“On the Special Occasion of Mars Express’s 20th anniversary since launch, we wanted to bring Carl Sagan’s reflections back to the present day, in which the worsening climate and ecological crisis make them more valid than ever”. Jorge Hernandez Bernal, University of the Basque country researcher and a team member behind the recent image said in a statement. “In these simple snapshots from Mars Express, Earth has the equivalent size as an ant seen from a distance of 100 meters, and we are all in there. Even though we have seen images like these before, it is still humbling to pause and think: We need to look after the pale blue dot, there is no planet B,” he added.
How Mars Express Spacecraft Commenced Its Journey To Mars Orbit
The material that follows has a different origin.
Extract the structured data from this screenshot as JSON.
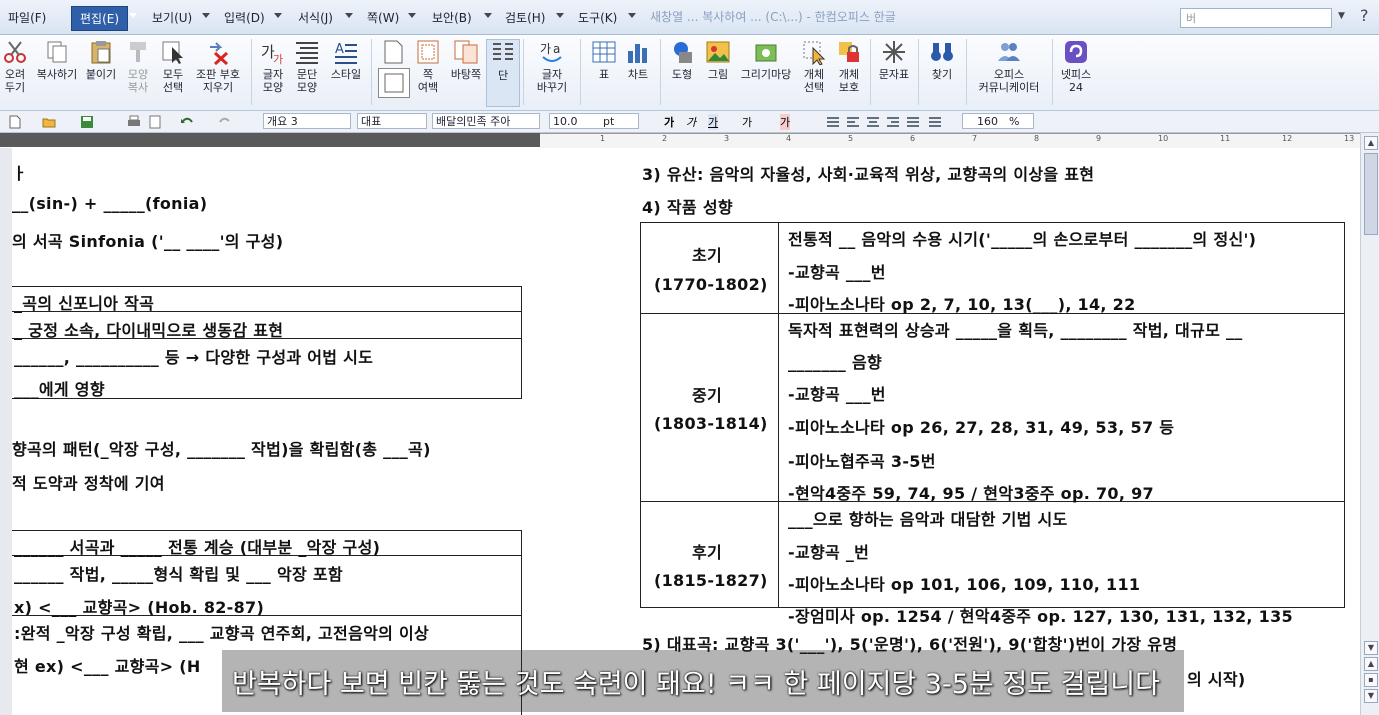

On June 3, 2003, the Mars Express spacecraft lifted off from Russia’s Baikonur Cosmodrome launch complex in Kazakhstan and commenced its journey to the red planet. On December 2003, the Mars Express Spacecraft arrived in orbit around Mars and it into a highly elliptical orbit around the red planet on 25th December 2003. The powerful spacecraft returned its first image from space on July 3, 2020, when it looked back at Earth and the Moon when it was just 5 million miles (8 million kilometers) from home.
In addition, the Mars Express spacecraft captured these images using a super-resolution channel (SRC) of its High-Resolution Stereo Camera (HRSC). This instrument arrived on Mars with the Mars Express Spacecraft to observe the two Martian moons and study the background stars around the Red Planet. The space probe captured these images on May 15, May 21, and June 2, 2023.
The photos revealed over half of the 29.5-day orbit of the moon around the Earth. The last photo was captured before a main event during which the spacecraft transmitted images taken by its Visual Monitoring Camera (VMC) showing the view of Earth and the moon live from Mars during the anniversary broadcast. Hence, this breathtaking view is the first of its kind.
“There is no scientific value in these images, but since the conditions allowed us to point the HRSC to Earth and shortly after the VMC to Mars, we took the opportunity to create our own portrait of home on this incredible mission milestone for Mars Express,” member of the Mars Express team at the German Aerospace Center Daniela Tirsch said.
What’s Next For Mars Express Spacecraft
While the Mars Express Spacecraft has spent an entire 20 years around the red planet, the sophisticated ESA Mars orbiter still has several tasks to execute before its retirement. ESA extended the mission of Mars Express to December 31, 2026, earlier this year.
“ESA has a long history of Mars exploration, first from orbit with Mars Express and the Trace Gas Orbiter, and in the next decade on the surface with the Rosalind Franklin rover and the completion of the Mars Sample Return missions. The next bold ambition is, of course, to explore with humans,” ESA project scientist for Mars Express and the ExoMars Trace Gas Orbiter, Colin Wilson, revealed in a statement. “Perhaps it will only be another 20 years before humans can look up from the surface of Mars to see Earth in the night sky.”
The Mars Express orbiter recently captured a fascinating view of Earth and moon from the deep space during its anniversary broadcast. Hence, scientists suggest that the new image reveals the beauty of our home planet from a distance. What do you think about this fascinating view?